www.youtube.com/watch?v=e9CDQc… "Sweet Betsy from Pike," about a woman and her husband Ike, who seek their fortunes out west, and almost starve to death and are almost killed by indians, but promise to stick by each other until they strike it rich at the very end in bounteous California. (The melody is Irish.)
www.youtube.com/watch?v=1Qvoqv… "Shenandoah," a wistful song river boat men would sing about their lost loves. "I love your daughter... away, we're bound away, across the wide Missouri."
www.youtube.com/watch?v=OXDW-J… "Simple Gifts," a hymn from the Shaker sect, about how it's a gift from God to labor and achieve true simplicity. Incidentally, it's my father's least favorite song of all time, but he had to listen to Catholic choirs mauling it. It's beautiful in moderation.
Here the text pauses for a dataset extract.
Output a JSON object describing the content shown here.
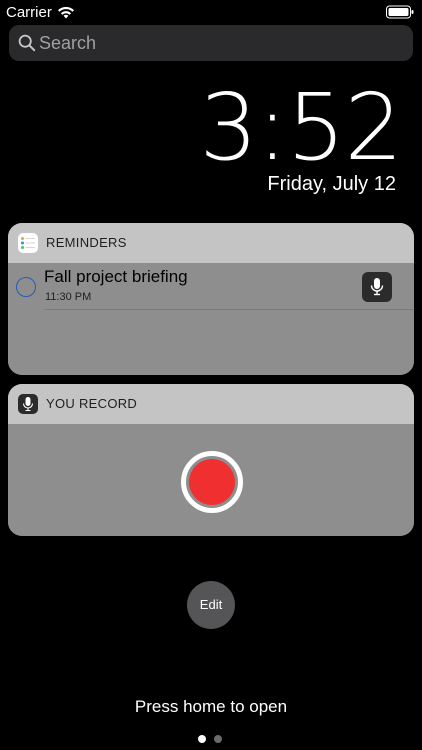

www.youtube.com/watch?v=IzRhFH… "Yankee Doodle," a song the British wrote to mock us yankees in the revolution, but we turned into a patriotic march.
www.youtube.com/watch?v=P18MKh… This song is usually given with its new lyrics as "Turkey in the Straw," whose lyrics are more unintelligible than anything else. It was originally a racist minstrel song about pompous blacks and possums up gum trees... and it's no more intelligible in that form.
www.youtube.com/watch?v=jSL6mT… "Old Dan Tucker," a comedy song about a rather punch-drunk boaster.
www.youtube.com/watch?v=0Sce9L… "Rise and Shine," a song about Noah's ark, told in really child-friendly phrases.
A lot of our best songs were slaves, keeping their hopes up...
www.youtube.com/watch?v=w3OjHI… "Go Down Moses," an allegorical plea for Moses to free them like he did the Israelites.
A song I can't find a decent copy of, "I got shoes," www.youtube.com/watch?v=wXWVFQ… this'll have to do, a gospel song about the glories that await them in heaven - you'll get shoes, a robe, wings, a harp, and you'll use them all over God's heaven.
www.youtube.com/watch?v=gIlbZA… "Wayfarin' stranger," about how the toils of this life will be no more in Heaven.
www.youtube.com/watch?v=pw6N_e… "Follow the Drinking Gourd," a song circulated among escaping slaves. Following the stars in the Big Dipper constellation, "The Drinking Gourd," would point you north, to freedom.
www.youtube.com/watch?v=z9Y_GL… "Swing Low, Sweet Chariot," a hymn for death. "Come closer to me, chariot of god, that comes to carry me home."
That should hold you over well!